The financial and regulatory risk management controls and supervisory procedures required by Rule 15c3-5 must be under the direct and exclusive control of the broker or dealer with market access, with limited exceptions specified in the Rule that permit reasonable allocation of certain controls and procedures to another registered broker or dealer that, based on its position in the transaction and relationship with the ultimate customer, can more effectively implement them. In addition, a broker or dealer with market access will be required to establish, document, and maintain a system for regularly reviewing the effectiveness of the risk management controls and supervisory procedures and for promptly addressing any issues. Among other things, the broker or dealer will be required to review, no less frequently than annually, the business activity of the broker or dealer in connection with market access to assure the overall effectiveness of such risk management controls and supervisory procedures and document that review. The review will be required to be conducted in accordance with written procedures and will be required to be documented. In addition, the Chief Executive Officer (or equivalent officer) of the broker or dealer will be required, on an annual basis, to certify that the risk management controls and supervisory procedures comply with Rule 15c3-5, and that the regular review described above has been conducted.

Full text of the rule can be found on the SEC’s website.

Key US equity players urge SEC adopt abnormal trading controls (Reuters)

Key players in the U.S. equity marketplace, including exchanges, brokerages and trading firms, called on U.S. regulators to set limits and track trading activity after a glitch caused Knight Capital Group to incur a $440 million loss this summer.

A core nucleus of entities involved in the transaction of U.S. securities, including a clearing house and a watchdog agency for brokerages, urged on Friday that the Securities and Exchange Commission develop controls to better detect abnormal trading behavior in real-time.

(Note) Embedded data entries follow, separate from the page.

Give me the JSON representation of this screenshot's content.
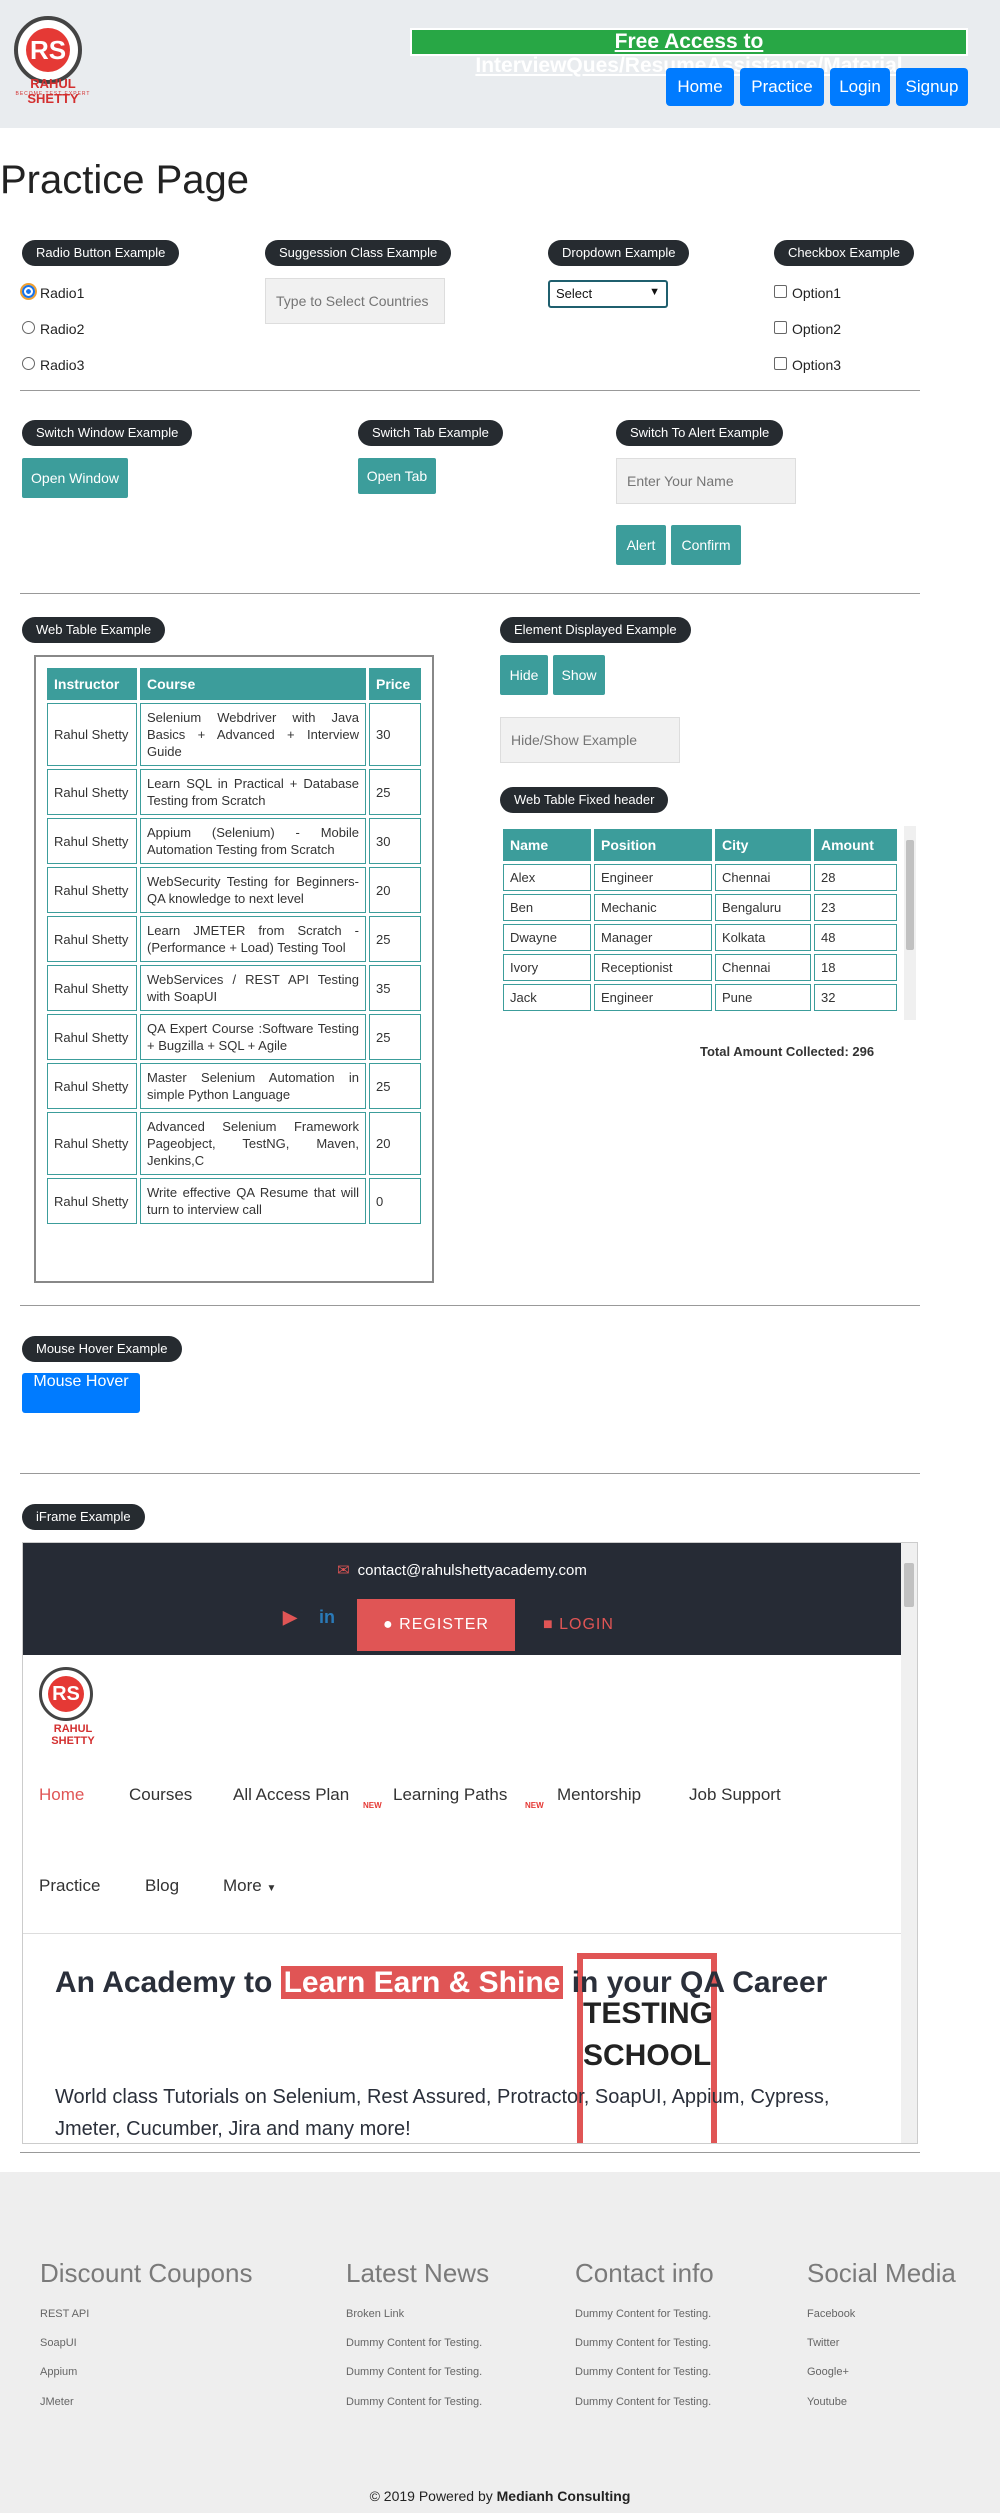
{
  "brand": {
    "name": "RAHUL SHETTY",
    "tagline": "BECOME TEST EXPERT",
    "logo_letters": "RS"
  },
  "header": {
    "free_access_link": "Free Access to InterviewQues/ResumeAssistance/Material",
    "nav": [
      "Home",
      "Practice",
      "Login",
      "Signup"
    ]
  },
  "page_title": "Practice Page",
  "radio_section": {
    "title": "Radio Button Example",
    "options": [
      "Radio1",
      "Radio2",
      "Radio3"
    ],
    "selected": "Radio1"
  },
  "suggestion_section": {
    "title": "Suggession Class Example",
    "placeholder": "Type to Select Countries"
  },
  "dropdown_section": {
    "title": "Dropdown Example",
    "selected": "Select"
  },
  "checkbox_section": {
    "title": "Checkbox Example",
    "options": [
      "Option1",
      "Option2",
      "Option3"
    ]
  },
  "switch_window": {
    "title": "Switch Window Example",
    "button": "Open Window"
  },
  "switch_tab": {
    "title": "Switch Tab Example",
    "button": "Open Tab"
  },
  "alert_section": {
    "title": "Switch To Alert Example",
    "placeholder": "Enter Your Name",
    "alert_button": "Alert",
    "confirm_button": "Confirm"
  },
  "web_table": {
    "title": "Web Table Example",
    "headers": [
      "Instructor",
      "Course",
      "Price"
    ],
    "rows": [
      [
        "Rahul Shetty",
        "Selenium Webdriver with Java Basics + Advanced + Interview Guide",
        "30"
      ],
      [
        "Rahul Shetty",
        "Learn SQL in Practical + Database Testing from Scratch",
        "25"
      ],
      [
        "Rahul Shetty",
        "Appium (Selenium) - Mobile Automation Testing from Scratch",
        "30"
      ],
      [
        "Rahul Shetty",
        "WebSecurity Testing for Beginners-QA knowledge to next level",
        "20"
      ],
      [
        "Rahul Shetty",
        "Learn JMETER from Scratch - (Performance + Load) Testing Tool",
        "25"
      ],
      [
        "Rahul Shetty",
        "WebServices / REST API Testing with SoapUI",
        "35"
      ],
      [
        "Rahul Shetty",
        "QA Expert Course :Software Testing + Bugzilla + SQL + Agile",
        "25"
      ],
      [
        "Rahul Shetty",
        "Master Selenium Automation in simple Python Language",
        "25"
      ],
      [
        "Rahul Shetty",
        "Advanced Selenium Framework Pageobject, TestNG, Maven, Jenkins,C",
        "20"
      ],
      [
        "Rahul Shetty",
        "Write effective QA Resume that will turn to interview call",
        "0"
      ]
    ]
  },
  "element_displayed": {
    "title": "Element Displayed Example",
    "hide_button": "Hide",
    "show_button": "Show",
    "placeholder": "Hide/Show Example"
  },
  "fixed_table": {
    "title": "Web Table Fixed header",
    "headers": [
      "Name",
      "Position",
      "City",
      "Amount"
    ],
    "rows": [
      [
        "Alex",
        "Engineer",
        "Chennai",
        "28"
      ],
      [
        "Ben",
        "Mechanic",
        "Bengaluru",
        "23"
      ],
      [
        "Dwayne",
        "Manager",
        "Kolkata",
        "48"
      ],
      [
        "Ivory",
        "Receptionist",
        "Chennai",
        "18"
      ],
      [
        "Jack",
        "Engineer",
        "Pune",
        "32"
      ]
    ],
    "total_label": "Total Amount Collected:",
    "total_value": "296"
  },
  "mouse_hover": {
    "title": "Mouse Hover Example",
    "button": "Mouse Hover"
  },
  "iframe": {
    "title": "iFrame Example",
    "email": "contact@rahulshettyacademy.com",
    "register": "REGISTER",
    "login": "LOGIN",
    "nav": [
      "Home",
      "Courses",
      "All Access Plan",
      "Learning Paths",
      "Mentorship",
      "Job Support",
      "Practice",
      "Blog",
      "More"
    ],
    "new_badge": "NEW",
    "hero_prefix": "An Academy to",
    "hero_highlight": "Learn Earn & Shine",
    "hero_suffix": "in your QA Career",
    "hero_sub": "World class Tutorials on Selenium, Rest Assured, Protractor, SoapUI, Appium, Cypress, Jmeter, Cucumber, Jira and many more!",
    "image_text": "TESTING SCHOOL"
  },
  "footer": {
    "columns": [
      {
        "title": "Discount Coupons",
        "items": [
          "REST API",
          "SoapUI",
          "Appium",
          "JMeter"
        ]
      },
      {
        "title": "Latest News",
        "items": [
          "Broken Link",
          "Dummy Content for Testing.",
          "Dummy Content for Testing.",
          "Dummy Content for Testing."
        ]
      },
      {
        "title": "Contact info",
        "items": [
          "Dummy Content for Testing.",
          "Dummy Content for Testing.",
          "Dummy Content for Testing.",
          "Dummy Content for Testing."
        ]
      },
      {
        "title": "Social Media",
        "items": [
          "Facebook",
          "Twitter",
          "Google+",
          "Youtube"
        ]
      }
    ],
    "copyright": "© 2019 Powered by",
    "company": "Medianh Consulting"
  },
  "colors": {
    "primary": "#007bff",
    "teal": "#3c9d9b",
    "dark_pill": "#262b30",
    "green": "#28a745",
    "brand_red": "#e53935"
  }
}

The so-called Industry Working Group of 16 brokerages and trading firms, along with five U.S. stock exchange operators and the Financial Industry Regulatory Authority, also urged the SEC to evaluate whether a longer-term consolidated control mechanism could be built at the Depository Trust & Clearing Corp.

See full article on Reuters